[App and web page records]
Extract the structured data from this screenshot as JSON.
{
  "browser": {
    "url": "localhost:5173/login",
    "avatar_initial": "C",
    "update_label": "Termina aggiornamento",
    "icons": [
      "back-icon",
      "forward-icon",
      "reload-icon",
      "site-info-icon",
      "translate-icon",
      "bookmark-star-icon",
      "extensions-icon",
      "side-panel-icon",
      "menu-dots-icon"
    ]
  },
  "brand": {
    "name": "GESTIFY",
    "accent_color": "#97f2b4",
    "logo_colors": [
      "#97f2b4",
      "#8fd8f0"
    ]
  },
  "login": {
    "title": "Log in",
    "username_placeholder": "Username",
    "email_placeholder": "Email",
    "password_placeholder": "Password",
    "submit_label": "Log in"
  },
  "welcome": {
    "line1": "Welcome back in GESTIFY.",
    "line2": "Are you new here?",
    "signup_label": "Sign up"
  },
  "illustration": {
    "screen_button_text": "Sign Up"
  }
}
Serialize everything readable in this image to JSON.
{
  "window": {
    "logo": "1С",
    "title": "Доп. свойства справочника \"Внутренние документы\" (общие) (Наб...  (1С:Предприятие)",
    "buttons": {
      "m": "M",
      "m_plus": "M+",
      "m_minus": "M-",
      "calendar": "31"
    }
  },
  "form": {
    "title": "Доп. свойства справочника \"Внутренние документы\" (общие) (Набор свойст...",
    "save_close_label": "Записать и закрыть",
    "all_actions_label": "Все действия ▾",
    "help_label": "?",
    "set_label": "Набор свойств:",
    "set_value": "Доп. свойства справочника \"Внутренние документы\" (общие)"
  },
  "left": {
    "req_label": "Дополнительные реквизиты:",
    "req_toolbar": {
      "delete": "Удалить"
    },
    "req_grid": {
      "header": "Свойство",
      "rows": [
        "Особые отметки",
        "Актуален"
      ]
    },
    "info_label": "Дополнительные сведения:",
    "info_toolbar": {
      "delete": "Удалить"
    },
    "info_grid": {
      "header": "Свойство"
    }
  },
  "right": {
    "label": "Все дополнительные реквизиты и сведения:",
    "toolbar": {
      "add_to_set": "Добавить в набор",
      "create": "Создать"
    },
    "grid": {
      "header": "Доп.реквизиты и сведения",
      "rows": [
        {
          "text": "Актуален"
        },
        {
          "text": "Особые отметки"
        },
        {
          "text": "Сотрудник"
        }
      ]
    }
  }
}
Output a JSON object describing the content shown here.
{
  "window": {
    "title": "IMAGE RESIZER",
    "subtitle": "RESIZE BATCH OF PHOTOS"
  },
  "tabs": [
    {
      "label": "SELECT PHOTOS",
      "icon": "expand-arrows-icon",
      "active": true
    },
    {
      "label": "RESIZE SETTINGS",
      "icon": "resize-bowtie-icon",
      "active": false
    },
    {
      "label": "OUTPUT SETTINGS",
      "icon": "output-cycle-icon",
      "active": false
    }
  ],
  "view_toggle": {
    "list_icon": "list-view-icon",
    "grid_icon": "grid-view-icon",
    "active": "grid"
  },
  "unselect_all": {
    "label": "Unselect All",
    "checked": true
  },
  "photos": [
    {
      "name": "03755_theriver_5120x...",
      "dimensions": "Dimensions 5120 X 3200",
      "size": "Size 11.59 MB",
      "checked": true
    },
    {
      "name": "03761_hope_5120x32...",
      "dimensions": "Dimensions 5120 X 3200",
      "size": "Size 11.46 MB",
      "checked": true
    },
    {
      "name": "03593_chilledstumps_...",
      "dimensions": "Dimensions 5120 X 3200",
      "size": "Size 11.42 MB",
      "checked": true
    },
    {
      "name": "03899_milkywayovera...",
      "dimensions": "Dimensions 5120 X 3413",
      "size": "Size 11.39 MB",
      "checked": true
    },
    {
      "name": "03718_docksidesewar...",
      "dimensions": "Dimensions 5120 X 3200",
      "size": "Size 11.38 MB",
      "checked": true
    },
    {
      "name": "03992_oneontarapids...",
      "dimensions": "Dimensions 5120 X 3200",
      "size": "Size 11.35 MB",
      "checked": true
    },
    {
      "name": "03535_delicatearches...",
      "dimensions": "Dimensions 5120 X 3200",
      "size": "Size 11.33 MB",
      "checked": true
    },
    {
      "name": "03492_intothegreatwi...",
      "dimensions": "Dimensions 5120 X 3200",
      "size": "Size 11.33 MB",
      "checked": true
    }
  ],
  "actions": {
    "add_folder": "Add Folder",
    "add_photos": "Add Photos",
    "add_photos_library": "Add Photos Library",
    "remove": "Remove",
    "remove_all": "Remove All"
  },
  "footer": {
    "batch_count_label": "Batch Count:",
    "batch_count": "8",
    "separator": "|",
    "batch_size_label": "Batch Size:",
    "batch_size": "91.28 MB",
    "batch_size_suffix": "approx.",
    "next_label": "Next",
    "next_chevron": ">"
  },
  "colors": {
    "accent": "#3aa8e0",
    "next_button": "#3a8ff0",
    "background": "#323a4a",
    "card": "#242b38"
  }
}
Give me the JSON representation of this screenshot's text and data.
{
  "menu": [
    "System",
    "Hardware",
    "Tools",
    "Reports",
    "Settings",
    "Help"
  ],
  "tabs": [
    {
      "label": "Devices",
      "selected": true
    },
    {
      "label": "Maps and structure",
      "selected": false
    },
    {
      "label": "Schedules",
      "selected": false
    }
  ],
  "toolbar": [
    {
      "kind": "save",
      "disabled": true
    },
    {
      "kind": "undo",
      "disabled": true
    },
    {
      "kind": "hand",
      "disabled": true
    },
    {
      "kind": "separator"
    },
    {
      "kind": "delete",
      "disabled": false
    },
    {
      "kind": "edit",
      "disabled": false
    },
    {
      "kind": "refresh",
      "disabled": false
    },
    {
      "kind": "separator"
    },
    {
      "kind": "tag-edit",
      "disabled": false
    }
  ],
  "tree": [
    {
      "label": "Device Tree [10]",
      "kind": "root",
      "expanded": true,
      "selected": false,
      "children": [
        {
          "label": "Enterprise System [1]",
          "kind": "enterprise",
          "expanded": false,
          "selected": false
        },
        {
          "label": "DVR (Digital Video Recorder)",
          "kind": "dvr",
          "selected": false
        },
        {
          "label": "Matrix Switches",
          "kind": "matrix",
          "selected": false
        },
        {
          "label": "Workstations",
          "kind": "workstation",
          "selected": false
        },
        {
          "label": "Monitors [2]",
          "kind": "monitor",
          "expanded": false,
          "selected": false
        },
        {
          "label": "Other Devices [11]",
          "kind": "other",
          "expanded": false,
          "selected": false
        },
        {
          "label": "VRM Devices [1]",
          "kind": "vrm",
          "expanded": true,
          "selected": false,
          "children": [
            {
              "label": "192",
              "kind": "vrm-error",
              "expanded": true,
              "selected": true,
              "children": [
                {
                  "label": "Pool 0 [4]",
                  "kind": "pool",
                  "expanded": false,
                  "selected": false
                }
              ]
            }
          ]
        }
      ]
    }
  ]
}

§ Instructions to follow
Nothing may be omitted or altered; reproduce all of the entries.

§ Answer
Extract the structured data from this screenshot as JSON.
{
  "browser": {
    "url": "localhost:5173/login",
    "avatar_initial": "C",
    "update_label": "Termina aggiornamento",
    "icons": [
      "back-icon",
      "forward-icon",
      "reload-icon",
      "site-info-icon",
      "translate-icon",
      "bookmark-star-icon",
      "extensions-icon",
      "side-panel-icon",
      "menu-dots-icon"
    ]
  },
  "brand": {
    "name": "GESTIFY",
    "accent_color": "#97f2b4",
    "logo_colors": [
      "#97f2b4",
      "#8fd8f0"
    ]
  },
  "login": {
    "title": "Log in",
    "username_placeholder": "Username",
    "email_placeholder": "Email",
    "password_placeholder": "Password",
    "submit_label": "Log in"
  },
  "welcome": {
    "line1": "Welcome back in GESTIFY.",
    "line2": "Are you new here?",
    "signup_label": "Sign up"
  },
  "illustration": {
    "screen_button_text": "Sign Up"
  }
}
Serialize everything readable in this image to JSON.
{
  "window": {
    "logo": "1С",
    "title": "Доп. свойства справочника \"Внутренние документы\" (общие) (Наб...  (1С:Предприятие)",
    "buttons": {
      "m": "M",
      "m_plus": "M+",
      "m_minus": "M-",
      "calendar": "31"
    }
  },
  "form": {
    "title": "Доп. свойства справочника \"Внутренние документы\" (общие) (Набор свойст...",
    "save_close_label": "Записать и закрыть",
    "all_actions_label": "Все действия ▾",
    "help_label": "?",
    "set_label": "Набор свойств:",
    "set_value": "Доп. свойства справочника \"Внутренние документы\" (общие)"
  },
  "left": {
    "req_label": "Дополнительные реквизиты:",
    "req_toolbar": {
      "delete": "Удалить"
    },
    "req_grid": {
      "header": "Свойство",
      "rows": [
        "Особые отметки",
        "Актуален"
      ]
    },
    "info_label": "Дополнительные сведения:",
    "info_toolbar": {
      "delete": "Удалить"
    },
    "info_grid": {
      "header": "Свойство"
    }
  },
  "right": {
    "label": "Все дополнительные реквизиты и сведения:",
    "toolbar": {
      "add_to_set": "Добавить в набор",
      "create": "Создать"
    },
    "grid": {
      "header": "Доп.реквизиты и сведения",
      "rows": [
        {
          "text": "Актуален"
        },
        {
          "text": "Особые отметки"
        },
        {
          "text": "Сотрудник"
        }
      ]
    }
  }
}
Output a JSON object describing the content shown here.
{
  "window": {
    "title": "IMAGE RESIZER",
    "subtitle": "RESIZE BATCH OF PHOTOS"
  },
  "tabs": [
    {
      "label": "SELECT PHOTOS",
      "icon": "expand-arrows-icon",
      "active": true
    },
    {
      "label": "RESIZE SETTINGS",
      "icon": "resize-bowtie-icon",
      "active": false
    },
    {
      "label": "OUTPUT SETTINGS",
      "icon": "output-cycle-icon",
      "active": false
    }
  ],
  "view_toggle": {
    "list_icon": "list-view-icon",
    "grid_icon": "grid-view-icon",
    "active": "grid"
  },
  "unselect_all": {
    "label": "Unselect All",
    "checked": true
  },
  "photos": [
    {
      "name": "03755_theriver_5120x...",
      "dimensions": "Dimensions 5120 X 3200",
      "size": "Size 11.59 MB",
      "checked": true
    },
    {
      "name": "03761_hope_5120x32...",
      "dimensions": "Dimensions 5120 X 3200",
      "size": "Size 11.46 MB",
      "checked": true
    },
    {
      "name": "03593_chilledstumps_...",
      "dimensions": "Dimensions 5120 X 3200",
      "size": "Size 11.42 MB",
      "checked": true
    },
    {
      "name": "03899_milkywayovera...",
      "dimensions": "Dimensions 5120 X 3413",
      "size": "Size 11.39 MB",
      "checked": true
    },
    {
      "name": "03718_docksidesewar...",
      "dimensions": "Dimensions 5120 X 3200",
      "size": "Size 11.38 MB",
      "checked": true
    },
    {
      "name": "03992_oneontarapids...",
      "dimensions": "Dimensions 5120 X 3200",
      "size": "Size 11.35 MB",
      "checked": true
    },
    {
      "name": "03535_delicatearches...",
      "dimensions": "Dimensions 5120 X 3200",
      "size": "Size 11.33 MB",
      "checked": true
    },
    {
      "name": "03492_intothegreatwi...",
      "dimensions": "Dimensions 5120 X 3200",
      "size": "Size 11.33 MB",
      "checked": true
    }
  ],
  "actions": {
    "add_folder": "Add Folder",
    "add_photos": "Add Photos",
    "add_photos_library": "Add Photos Library",
    "remove": "Remove",
    "remove_all": "Remove All"
  },
  "footer": {
    "batch_count_label": "Batch Count:",
    "batch_count": "8",
    "separator": "|",
    "batch_size_label": "Batch Size:",
    "batch_size": "91.28 MB",
    "batch_size_suffix": "approx.",
    "next_label": "Next",
    "next_chevron": ">"
  },
  "colors": {
    "accent": "#3aa8e0",
    "next_button": "#3a8ff0",
    "background": "#323a4a",
    "card": "#242b38"
  }
}
Give me the JSON representation of this screenshot's text and data.
{
  "menu": [
    "System",
    "Hardware",
    "Tools",
    "Reports",
    "Settings",
    "Help"
  ],
  "tabs": [
    {
      "label": "Devices",
      "selected": true
    },
    {
      "label": "Maps and structure",
      "selected": false
    },
    {
      "label": "Schedules",
      "selected": false
    }
  ],
  "toolbar": [
    {
      "kind": "save",
      "disabled": true
    },
    {
      "kind": "undo",
      "disabled": true
    },
    {
      "kind": "hand",
      "disabled": true
    },
    {
      "kind": "separator"
    },
    {
      "kind": "delete",
      "disabled": false
    },
    {
      "kind": "edit",
      "disabled": false
    },
    {
      "kind": "refresh",
      "disabled": false
    },
    {
      "kind": "separator"
    },
    {
      "kind": "tag-edit",
      "disabled": false
    }
  ],
  "tree": [
    {
      "label": "Device Tree [10]",
      "kind": "root",
      "expanded": true,
      "selected": false,
      "children": [
        {
          "label": "Enterprise System [1]",
          "kind": "enterprise",
          "expanded": false,
          "selected": false
        },
        {
          "label": "DVR (Digital Video Recorder)",
          "kind": "dvr",
          "selected": false
        },
        {
          "label": "Matrix Switches",
          "kind": "matrix",
          "selected": false
        },
        {
          "label": "Workstations",
          "kind": "workstation",
          "selected": false
        },
        {
          "label": "Monitors [2]",
          "kind": "monitor",
          "expanded": false,
          "selected": false
        },
        {
          "label": "Other Devices [11]",
          "kind": "other",
          "expanded": false,
          "selected": false
        },
        {
          "label": "VRM Devices [1]",
          "kind": "vrm",
          "expanded": true,
          "selected": false,
          "children": [
            {
              "label": "192",
              "kind": "vrm-error",
              "expanded": true,
              "selected": true,
              "children": [
                {
                  "label": "Pool 0 [4]",
                  "kind": "pool",
                  "expanded": false,
                  "selected": false
                }
              ]
            }
          ]
        }
      ]
    }
  ]
}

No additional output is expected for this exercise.